#### [ABOUT THIS TASK]
Make an exact copy of every entry.
MATERIAL SHOWN START
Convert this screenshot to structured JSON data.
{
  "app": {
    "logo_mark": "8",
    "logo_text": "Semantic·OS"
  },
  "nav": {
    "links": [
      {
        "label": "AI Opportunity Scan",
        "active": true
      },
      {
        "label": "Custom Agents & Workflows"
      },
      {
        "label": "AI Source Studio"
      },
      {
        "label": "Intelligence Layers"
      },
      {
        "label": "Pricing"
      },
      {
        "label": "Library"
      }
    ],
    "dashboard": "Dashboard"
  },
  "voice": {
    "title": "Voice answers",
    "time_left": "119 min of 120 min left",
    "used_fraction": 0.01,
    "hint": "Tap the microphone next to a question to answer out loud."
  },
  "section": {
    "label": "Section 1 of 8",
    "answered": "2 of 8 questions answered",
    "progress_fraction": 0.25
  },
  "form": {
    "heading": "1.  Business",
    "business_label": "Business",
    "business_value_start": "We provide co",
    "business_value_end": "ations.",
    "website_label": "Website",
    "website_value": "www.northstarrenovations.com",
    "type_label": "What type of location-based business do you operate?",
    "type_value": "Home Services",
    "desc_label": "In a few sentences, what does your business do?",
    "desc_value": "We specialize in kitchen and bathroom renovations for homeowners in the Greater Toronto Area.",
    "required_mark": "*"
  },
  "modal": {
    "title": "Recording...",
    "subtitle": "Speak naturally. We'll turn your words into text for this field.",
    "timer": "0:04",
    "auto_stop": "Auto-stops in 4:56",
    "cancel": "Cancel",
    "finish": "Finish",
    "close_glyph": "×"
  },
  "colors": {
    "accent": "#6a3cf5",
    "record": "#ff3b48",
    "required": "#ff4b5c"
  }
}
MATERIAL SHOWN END
#### [EXERCISE OUTPUT]
Convert this screenshot to structured JSON data.
{
  "app": {
    "logo_mark": "8",
    "logo_text": "Semantic·OS"
  },
  "nav": {
    "links": [
      {
        "label": "AI Opportunity Scan",
        "active": true
      },
      {
        "label": "Custom Agents & Workflows"
      },
      {
        "label": "AI Source Studio"
      },
      {
        "label": "Intelligence Layers"
      },
      {
        "label": "Pricing"
      },
      {
        "label": "Library"
      }
    ],
    "dashboard": "Dashboard"
  },
  "voice": {
    "title": "Voice answers",
    "time_left": "119 min of 120 min left",
    "used_fraction": 0.01,
    "hint": "Tap the microphone next to a question to answer out loud."
  },
  "section": {
    "label": "Section 1 of 8",
    "answered": "2 of 8 questions answered",
    "progress_fraction": 0.25
  },
  "form": {
    "heading": "1.  Business",
    "business_label": "Business",
    "business_value_start": "We provide co",
    "business_value_end": "ations.",
    "website_label": "Website",
    "website_value": "www.northstarrenovations.com",
    "type_label": "What type of location-based business do you operate?",
    "type_value": "Home Services",
    "desc_label": "In a few sentences, what does your business do?",
    "desc_value": "We specialize in kitchen and bathroom renovations for homeowners in the Greater Toronto Area.",
    "required_mark": "*"
  },
  "modal": {
    "title": "Recording...",
    "subtitle": "Speak naturally. We'll turn your words into text for this field.",
    "timer": "0:04",
    "auto_stop": "Auto-stops in 4:56",
    "cancel": "Cancel",
    "finish": "Finish",
    "close_glyph": "×"
  },
  "colors": {
    "accent": "#6a3cf5",
    "record": "#ff3b48",
    "required": "#ff4b5c"
  }
}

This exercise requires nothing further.